Friday, October 3, 2008

Giorgio Morandi - For the Love of Ordinary

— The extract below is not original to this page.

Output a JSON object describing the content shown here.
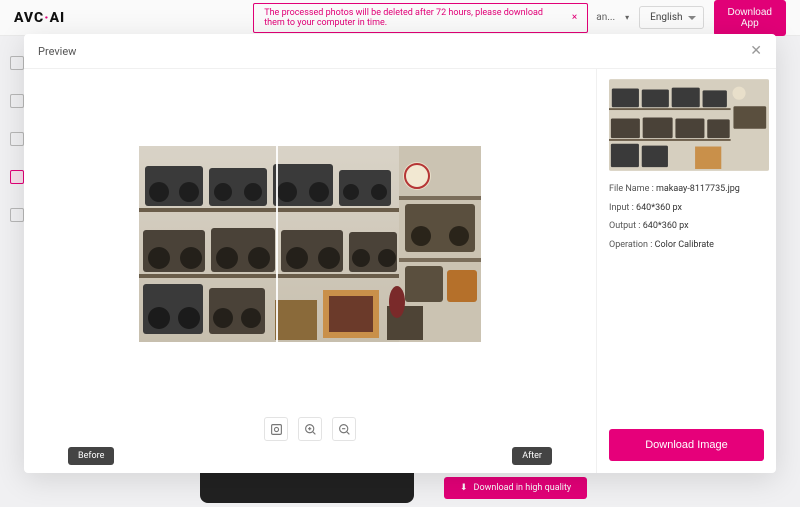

If you've seen drawings from my series "Things" you won't be surprised to know that I treasure the work of Giorgio Morandi, the subject of a major exhibition at the Metropolitan Museum in New York (through December 14.) Morandi (1890-1964) was a very modest Italian artist who lived quietly in the Bologna apartment he shared with his sisters and almost never went anywhere. He painted bottles - that's it, bottles. Occasionally he added a pitcher or a jar, but mostly it was bottles. Not only that, his palette scarcely made it out of the neutral beige - brown-grey range; the work is the essence of subtle. His paint on the canvas is soft and juicy; it is his one concession to sensuality, but it is a good one and works beautifully. There is something about a Morandi painting that gets under your skin, something you can't explain in long words and high-sounding art talk. His work is the best argument I know for valuing the everyday, and for coming to the understanding that it isn't the subject that makes a great work of art, but the ability of the artist to connect to something deeply human. Don't try to make those bottles into anything they aren't - they're just bottles, but that's enough. Find more information about the Met Exhibit at